(Website and app data records)
-.-.-
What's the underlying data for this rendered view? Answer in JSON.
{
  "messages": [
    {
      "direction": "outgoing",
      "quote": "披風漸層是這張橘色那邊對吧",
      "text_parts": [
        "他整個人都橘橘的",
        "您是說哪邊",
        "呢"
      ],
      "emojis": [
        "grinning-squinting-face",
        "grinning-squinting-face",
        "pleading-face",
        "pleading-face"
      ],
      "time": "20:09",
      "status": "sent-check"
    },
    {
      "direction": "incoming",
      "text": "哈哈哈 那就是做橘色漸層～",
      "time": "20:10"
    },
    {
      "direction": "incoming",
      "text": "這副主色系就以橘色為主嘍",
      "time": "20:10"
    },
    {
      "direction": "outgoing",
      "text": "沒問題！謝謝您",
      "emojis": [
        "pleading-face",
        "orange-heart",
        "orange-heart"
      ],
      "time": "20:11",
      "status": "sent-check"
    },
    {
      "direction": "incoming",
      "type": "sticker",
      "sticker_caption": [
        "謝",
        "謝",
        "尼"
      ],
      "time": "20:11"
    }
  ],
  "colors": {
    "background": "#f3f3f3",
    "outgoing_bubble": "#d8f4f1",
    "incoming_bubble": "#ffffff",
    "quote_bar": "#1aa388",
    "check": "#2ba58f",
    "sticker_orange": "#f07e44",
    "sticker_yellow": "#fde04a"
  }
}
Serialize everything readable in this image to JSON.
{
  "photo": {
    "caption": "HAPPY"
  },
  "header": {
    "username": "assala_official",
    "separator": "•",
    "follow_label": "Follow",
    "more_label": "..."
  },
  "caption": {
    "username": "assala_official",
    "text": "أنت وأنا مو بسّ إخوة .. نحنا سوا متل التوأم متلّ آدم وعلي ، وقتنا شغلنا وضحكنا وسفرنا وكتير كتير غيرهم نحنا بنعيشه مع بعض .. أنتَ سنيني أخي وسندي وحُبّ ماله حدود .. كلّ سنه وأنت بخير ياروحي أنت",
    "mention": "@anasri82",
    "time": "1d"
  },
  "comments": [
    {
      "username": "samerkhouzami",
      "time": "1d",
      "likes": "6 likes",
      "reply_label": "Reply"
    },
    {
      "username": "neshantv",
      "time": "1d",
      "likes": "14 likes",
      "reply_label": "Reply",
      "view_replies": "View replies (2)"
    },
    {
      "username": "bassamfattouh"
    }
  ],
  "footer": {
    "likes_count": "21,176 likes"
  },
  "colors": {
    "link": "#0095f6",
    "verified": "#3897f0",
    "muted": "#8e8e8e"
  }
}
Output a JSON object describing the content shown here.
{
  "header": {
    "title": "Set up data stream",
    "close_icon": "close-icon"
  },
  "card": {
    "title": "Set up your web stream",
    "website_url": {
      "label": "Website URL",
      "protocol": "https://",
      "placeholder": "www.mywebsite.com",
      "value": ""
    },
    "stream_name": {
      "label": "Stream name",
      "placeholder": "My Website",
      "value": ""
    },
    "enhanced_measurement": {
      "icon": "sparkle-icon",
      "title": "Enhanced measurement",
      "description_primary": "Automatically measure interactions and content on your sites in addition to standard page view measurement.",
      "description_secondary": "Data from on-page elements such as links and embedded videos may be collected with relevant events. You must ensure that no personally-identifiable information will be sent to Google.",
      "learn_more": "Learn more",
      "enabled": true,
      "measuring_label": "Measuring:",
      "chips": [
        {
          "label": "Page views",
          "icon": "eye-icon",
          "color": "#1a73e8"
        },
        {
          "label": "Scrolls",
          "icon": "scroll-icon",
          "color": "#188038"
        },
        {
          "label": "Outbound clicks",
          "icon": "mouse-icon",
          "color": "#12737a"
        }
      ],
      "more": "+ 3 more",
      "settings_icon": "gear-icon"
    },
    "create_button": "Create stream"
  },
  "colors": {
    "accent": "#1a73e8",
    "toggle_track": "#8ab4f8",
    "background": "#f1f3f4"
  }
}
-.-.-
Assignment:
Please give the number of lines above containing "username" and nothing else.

Result for this exercise:
5